To grapple means to seize or grab onto something, often in a struggle or fight. It can also refer to a wrestling move where one person tries to gain control over their opponent by grabbing and holding onto them.

  • For example, in a self-defense class, the instructor might say, “If someone tries to grab you, use your training to grapple them to the ground.”
  • In a heated argument, someone might shout, “Don’t try to grapple with me, I won’t back down!”
  • A sports commentator might say, “The wrestler executed a perfect grapple, pinning his opponent to the mat.”

17. Snare

To snare means to trap or catch something or someone, often using a device or method. It can also be used metaphorically to describe capturing someone’s attention or interest.
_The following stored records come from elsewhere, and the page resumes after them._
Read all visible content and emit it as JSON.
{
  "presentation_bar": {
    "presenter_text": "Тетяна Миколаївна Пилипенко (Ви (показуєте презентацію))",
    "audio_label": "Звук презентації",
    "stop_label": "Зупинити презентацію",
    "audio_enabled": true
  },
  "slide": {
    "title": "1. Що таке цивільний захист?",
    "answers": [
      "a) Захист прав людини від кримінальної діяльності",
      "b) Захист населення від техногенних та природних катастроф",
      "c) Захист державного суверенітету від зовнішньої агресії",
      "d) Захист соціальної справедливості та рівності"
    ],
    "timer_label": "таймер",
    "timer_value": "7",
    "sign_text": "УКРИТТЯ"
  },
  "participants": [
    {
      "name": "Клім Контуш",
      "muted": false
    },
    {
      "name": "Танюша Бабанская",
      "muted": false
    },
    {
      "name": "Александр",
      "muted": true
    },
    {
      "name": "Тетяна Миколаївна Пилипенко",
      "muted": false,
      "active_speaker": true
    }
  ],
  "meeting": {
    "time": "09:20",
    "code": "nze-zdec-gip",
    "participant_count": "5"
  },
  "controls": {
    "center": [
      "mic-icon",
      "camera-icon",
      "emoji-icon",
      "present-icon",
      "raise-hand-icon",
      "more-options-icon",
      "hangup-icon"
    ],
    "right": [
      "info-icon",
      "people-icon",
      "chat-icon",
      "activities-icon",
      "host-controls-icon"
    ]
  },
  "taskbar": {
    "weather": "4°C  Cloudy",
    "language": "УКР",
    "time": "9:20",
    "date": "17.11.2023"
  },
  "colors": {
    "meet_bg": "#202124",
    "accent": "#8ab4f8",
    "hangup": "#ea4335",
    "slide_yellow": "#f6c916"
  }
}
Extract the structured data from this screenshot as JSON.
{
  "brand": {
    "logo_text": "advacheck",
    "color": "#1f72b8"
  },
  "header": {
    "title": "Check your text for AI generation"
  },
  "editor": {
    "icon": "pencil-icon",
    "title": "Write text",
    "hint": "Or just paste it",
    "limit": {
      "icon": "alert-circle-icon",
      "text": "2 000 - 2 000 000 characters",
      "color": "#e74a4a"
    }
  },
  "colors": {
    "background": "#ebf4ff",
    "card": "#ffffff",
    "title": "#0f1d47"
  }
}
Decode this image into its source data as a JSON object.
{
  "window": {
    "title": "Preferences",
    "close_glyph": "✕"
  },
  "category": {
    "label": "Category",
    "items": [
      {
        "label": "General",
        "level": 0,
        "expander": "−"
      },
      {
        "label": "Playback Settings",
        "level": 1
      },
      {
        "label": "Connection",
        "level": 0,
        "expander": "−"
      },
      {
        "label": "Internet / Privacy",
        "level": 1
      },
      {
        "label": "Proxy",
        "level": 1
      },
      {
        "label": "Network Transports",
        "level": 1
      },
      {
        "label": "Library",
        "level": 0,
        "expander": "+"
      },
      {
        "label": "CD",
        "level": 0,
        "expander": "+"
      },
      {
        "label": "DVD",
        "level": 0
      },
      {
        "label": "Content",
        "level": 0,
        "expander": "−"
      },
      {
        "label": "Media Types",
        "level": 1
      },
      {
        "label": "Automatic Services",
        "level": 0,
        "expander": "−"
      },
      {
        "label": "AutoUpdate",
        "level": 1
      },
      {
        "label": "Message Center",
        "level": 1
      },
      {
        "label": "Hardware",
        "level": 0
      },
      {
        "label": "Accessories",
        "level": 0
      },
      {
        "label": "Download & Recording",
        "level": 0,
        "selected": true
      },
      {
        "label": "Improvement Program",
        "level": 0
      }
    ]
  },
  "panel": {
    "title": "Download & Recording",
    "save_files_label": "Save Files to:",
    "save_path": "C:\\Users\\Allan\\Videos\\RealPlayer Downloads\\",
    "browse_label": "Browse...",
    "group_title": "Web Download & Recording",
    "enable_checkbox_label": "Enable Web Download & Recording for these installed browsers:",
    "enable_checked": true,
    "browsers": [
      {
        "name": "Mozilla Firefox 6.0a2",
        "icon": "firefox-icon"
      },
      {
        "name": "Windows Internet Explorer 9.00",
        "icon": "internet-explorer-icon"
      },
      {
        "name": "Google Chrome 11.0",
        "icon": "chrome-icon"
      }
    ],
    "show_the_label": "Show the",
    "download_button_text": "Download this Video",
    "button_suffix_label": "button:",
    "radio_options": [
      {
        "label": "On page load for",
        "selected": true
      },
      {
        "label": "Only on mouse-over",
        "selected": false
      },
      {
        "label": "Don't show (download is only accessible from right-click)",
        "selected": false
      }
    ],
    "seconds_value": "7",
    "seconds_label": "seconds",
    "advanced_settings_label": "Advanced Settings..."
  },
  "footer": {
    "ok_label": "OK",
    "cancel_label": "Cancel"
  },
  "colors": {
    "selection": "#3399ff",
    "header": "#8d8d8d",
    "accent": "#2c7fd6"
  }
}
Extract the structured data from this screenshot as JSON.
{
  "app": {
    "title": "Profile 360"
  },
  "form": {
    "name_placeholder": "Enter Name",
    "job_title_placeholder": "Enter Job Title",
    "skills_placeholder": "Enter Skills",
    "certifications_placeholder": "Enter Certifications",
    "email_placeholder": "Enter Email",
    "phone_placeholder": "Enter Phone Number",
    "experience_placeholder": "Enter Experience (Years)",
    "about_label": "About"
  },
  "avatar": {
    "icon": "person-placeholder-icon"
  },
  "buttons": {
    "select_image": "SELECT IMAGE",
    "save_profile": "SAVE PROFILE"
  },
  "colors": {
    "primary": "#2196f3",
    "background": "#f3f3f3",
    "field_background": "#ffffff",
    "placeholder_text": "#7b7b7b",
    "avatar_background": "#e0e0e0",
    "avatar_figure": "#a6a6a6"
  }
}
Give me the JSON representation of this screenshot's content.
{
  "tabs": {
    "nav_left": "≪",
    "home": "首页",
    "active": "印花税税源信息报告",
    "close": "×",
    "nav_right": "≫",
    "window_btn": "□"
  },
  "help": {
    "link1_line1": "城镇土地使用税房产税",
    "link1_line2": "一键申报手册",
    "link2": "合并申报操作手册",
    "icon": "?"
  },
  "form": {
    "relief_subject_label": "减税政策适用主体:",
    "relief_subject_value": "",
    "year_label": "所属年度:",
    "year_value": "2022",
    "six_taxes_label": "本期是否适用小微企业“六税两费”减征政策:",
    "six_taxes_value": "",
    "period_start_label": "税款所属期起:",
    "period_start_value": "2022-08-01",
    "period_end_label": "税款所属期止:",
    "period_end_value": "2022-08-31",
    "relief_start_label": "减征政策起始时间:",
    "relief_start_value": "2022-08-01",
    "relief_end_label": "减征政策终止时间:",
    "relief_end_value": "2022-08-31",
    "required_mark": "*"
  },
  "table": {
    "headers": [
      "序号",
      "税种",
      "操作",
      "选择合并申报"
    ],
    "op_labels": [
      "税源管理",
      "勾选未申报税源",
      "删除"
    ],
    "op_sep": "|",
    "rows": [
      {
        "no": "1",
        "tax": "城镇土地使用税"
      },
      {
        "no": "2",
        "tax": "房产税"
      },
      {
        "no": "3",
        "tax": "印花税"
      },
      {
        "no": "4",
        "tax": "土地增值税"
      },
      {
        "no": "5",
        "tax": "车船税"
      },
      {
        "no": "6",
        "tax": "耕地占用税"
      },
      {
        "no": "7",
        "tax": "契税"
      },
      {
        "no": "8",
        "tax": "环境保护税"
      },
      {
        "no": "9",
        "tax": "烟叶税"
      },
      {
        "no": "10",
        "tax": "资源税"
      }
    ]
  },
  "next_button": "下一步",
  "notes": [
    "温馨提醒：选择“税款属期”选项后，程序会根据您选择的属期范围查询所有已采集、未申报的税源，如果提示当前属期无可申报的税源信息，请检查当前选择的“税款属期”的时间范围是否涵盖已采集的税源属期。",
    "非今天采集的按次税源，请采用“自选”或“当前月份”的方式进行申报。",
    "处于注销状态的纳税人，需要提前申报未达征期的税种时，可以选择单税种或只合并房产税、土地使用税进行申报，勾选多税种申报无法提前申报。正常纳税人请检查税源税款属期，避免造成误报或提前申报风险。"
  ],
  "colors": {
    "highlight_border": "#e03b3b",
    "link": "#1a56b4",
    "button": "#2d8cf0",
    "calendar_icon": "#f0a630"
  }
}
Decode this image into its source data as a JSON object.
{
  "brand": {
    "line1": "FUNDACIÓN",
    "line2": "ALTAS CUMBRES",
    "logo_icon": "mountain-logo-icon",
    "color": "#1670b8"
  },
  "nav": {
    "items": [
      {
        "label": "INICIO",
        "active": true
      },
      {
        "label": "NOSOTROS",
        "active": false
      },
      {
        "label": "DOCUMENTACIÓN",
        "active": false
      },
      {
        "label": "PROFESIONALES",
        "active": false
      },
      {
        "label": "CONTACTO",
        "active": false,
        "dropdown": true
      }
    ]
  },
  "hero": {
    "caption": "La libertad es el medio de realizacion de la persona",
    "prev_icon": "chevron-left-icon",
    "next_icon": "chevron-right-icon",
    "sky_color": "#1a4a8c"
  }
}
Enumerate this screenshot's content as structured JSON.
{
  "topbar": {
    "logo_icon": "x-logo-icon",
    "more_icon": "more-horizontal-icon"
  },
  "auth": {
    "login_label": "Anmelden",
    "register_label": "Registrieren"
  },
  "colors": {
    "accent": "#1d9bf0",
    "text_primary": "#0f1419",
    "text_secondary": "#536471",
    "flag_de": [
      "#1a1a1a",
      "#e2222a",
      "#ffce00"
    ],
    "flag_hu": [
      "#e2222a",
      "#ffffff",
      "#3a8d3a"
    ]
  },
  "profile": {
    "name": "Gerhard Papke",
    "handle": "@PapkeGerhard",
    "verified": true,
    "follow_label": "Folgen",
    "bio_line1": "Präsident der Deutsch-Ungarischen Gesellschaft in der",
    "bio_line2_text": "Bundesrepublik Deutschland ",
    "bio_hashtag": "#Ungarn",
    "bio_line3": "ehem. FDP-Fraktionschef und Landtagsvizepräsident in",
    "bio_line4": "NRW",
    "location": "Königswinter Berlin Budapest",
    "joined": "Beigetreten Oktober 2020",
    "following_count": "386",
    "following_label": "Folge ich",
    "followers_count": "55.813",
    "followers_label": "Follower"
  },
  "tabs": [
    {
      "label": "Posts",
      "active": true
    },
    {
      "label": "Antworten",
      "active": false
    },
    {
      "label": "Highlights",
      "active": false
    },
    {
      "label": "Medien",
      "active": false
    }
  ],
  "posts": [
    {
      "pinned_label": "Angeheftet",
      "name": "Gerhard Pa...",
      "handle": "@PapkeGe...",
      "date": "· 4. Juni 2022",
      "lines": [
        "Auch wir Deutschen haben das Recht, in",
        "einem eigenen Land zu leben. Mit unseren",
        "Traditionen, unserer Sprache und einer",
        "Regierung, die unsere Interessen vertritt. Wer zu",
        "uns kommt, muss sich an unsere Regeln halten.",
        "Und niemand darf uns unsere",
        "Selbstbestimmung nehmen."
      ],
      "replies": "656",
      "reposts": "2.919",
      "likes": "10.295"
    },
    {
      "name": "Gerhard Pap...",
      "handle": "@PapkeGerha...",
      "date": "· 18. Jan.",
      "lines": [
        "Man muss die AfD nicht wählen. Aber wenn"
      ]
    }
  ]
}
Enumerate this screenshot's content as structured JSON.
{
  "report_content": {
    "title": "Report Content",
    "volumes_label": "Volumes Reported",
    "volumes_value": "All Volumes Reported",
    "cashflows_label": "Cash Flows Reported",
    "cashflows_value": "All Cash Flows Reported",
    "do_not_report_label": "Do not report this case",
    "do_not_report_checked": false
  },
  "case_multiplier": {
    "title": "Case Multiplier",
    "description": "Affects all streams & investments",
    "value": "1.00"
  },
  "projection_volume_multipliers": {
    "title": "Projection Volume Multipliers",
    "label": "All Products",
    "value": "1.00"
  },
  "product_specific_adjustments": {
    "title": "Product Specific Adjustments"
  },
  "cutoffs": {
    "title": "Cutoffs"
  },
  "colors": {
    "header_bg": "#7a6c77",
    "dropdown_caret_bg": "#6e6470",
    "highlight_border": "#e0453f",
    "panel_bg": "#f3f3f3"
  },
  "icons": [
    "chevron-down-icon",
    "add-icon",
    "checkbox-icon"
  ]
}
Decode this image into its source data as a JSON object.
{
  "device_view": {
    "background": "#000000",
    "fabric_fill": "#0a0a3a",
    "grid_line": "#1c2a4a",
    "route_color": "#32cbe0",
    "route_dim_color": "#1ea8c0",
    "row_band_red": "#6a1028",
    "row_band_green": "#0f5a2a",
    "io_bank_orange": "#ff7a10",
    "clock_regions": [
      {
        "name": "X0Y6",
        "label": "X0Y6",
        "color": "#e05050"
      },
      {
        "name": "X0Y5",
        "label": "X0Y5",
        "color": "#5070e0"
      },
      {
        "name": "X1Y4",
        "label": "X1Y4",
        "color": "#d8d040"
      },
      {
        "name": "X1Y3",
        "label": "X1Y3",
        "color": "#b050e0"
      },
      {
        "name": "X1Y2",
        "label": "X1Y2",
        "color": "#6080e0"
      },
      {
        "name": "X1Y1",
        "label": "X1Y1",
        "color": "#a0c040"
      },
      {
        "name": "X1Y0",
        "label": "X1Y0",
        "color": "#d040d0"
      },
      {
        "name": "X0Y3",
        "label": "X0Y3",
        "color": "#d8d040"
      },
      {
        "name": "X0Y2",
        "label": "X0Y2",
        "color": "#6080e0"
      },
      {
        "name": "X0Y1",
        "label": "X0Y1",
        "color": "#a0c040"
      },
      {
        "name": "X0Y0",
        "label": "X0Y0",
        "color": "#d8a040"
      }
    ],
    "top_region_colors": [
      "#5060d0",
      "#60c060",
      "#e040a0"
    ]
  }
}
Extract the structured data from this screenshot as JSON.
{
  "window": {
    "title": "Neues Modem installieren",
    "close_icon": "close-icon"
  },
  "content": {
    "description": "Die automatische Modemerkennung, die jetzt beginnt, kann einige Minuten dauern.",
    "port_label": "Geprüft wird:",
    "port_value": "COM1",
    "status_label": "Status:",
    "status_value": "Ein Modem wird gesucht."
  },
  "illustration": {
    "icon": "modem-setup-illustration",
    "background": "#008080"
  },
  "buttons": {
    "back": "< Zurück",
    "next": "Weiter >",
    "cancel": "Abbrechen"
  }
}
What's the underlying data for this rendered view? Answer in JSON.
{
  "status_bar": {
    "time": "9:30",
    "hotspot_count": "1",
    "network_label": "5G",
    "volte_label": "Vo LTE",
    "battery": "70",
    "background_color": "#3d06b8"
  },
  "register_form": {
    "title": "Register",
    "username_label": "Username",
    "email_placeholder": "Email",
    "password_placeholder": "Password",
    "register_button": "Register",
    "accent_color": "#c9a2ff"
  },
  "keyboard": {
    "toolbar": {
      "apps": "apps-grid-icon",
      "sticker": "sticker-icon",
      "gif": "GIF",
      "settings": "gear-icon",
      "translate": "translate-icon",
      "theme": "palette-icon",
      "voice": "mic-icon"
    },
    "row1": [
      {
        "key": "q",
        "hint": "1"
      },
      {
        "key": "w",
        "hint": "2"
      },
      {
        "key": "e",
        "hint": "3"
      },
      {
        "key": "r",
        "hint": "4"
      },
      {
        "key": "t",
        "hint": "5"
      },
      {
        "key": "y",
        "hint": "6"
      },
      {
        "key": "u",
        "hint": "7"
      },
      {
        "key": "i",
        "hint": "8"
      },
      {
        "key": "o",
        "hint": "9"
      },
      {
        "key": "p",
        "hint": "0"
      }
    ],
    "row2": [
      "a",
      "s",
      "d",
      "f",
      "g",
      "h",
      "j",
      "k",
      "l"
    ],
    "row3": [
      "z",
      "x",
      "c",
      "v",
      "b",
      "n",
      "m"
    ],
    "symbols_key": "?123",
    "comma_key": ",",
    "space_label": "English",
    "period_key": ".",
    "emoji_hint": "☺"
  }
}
  • For instance, a hunter might set up snares to catch small game like rabbits.
  • In a song lyric, an artist might sing, “Your love is a snare that I can’t escape.”
  • A magician might perform a trick where they seemingly snare a coin out of thin air.